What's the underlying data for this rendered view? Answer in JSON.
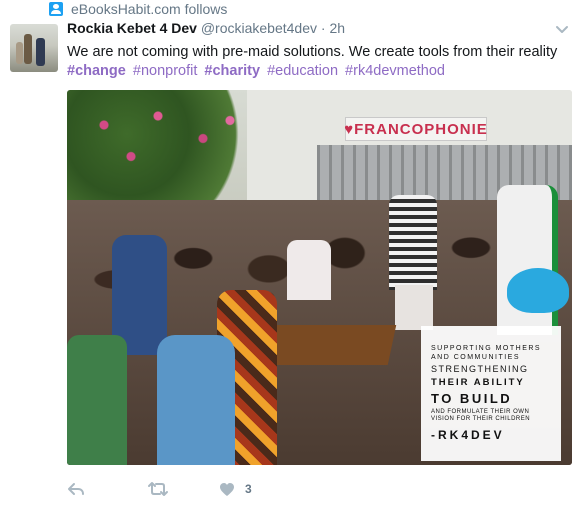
{
  "context": {
    "follows_label": "eBooksHabit.com follows"
  },
  "tweet": {
    "display_name": "Rockia Kebet 4 Dev",
    "handle": "@rockiakebet4dev",
    "separator": "·",
    "time": "2h",
    "text": "We are not coming with pre-maid solutions. We create tools from their reality",
    "hashtags": [
      {
        "text": "#change",
        "bold": true
      },
      {
        "text": "#nonprofit",
        "bold": false
      },
      {
        "text": "#charity",
        "bold": true
      },
      {
        "text": "#education",
        "bold": false
      },
      {
        "text": "#rk4devmethod",
        "bold": false
      }
    ]
  },
  "media": {
    "banner_text": "♥FRANCOPHONIE",
    "overlay_lines": [
      "SUPPORTING MOTHERS",
      "AND COMMUNITIES",
      "STRENGTHENING",
      "THEIR ABILITY",
      "TO BUILD",
      "AND FORMULATE THEIR OWN",
      "VISION FOR THEIR CHILDREN",
      "-RK4DEV"
    ]
  },
  "actions": {
    "like_count": "3"
  },
  "colors": {
    "hashtag": "#8e6bc4",
    "action_icon": "#aab8c2",
    "follows_icon": "#1da1f2"
  },
  "icons": [
    "follows-icon",
    "chevron-down-icon",
    "reply-icon",
    "retweet-icon",
    "heart-icon"
  ]
}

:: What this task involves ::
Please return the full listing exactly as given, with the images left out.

:: Solution for this problem ::
What's the underlying data for this rendered view? Answer in JSON.
{
  "context": {
    "follows_label": "eBooksHabit.com follows"
  },
  "tweet": {
    "display_name": "Rockia Kebet 4 Dev",
    "handle": "@rockiakebet4dev",
    "separator": "·",
    "time": "2h",
    "text": "We are not coming with pre-maid solutions. We create tools from their reality",
    "hashtags": [
      {
        "text": "#change",
        "bold": true
      },
      {
        "text": "#nonprofit",
        "bold": false
      },
      {
        "text": "#charity",
        "bold": true
      },
      {
        "text": "#education",
        "bold": false
      },
      {
        "text": "#rk4devmethod",
        "bold": false
      }
    ]
  },
  "media": {
    "banner_text": "♥FRANCOPHONIE",
    "overlay_lines": [
      "SUPPORTING MOTHERS",
      "AND COMMUNITIES",
      "STRENGTHENING",
      "THEIR ABILITY",
      "TO BUILD",
      "AND FORMULATE THEIR OWN",
      "VISION FOR THEIR CHILDREN",
      "-RK4DEV"
    ]
  },
  "actions": {
    "like_count": "3"
  },
  "colors": {
    "hashtag": "#8e6bc4",
    "action_icon": "#aab8c2",
    "follows_icon": "#1da1f2"
  },
  "icons": [
    "follows-icon",
    "chevron-down-icon",
    "reply-icon",
    "retweet-icon",
    "heart-icon"
  ]
}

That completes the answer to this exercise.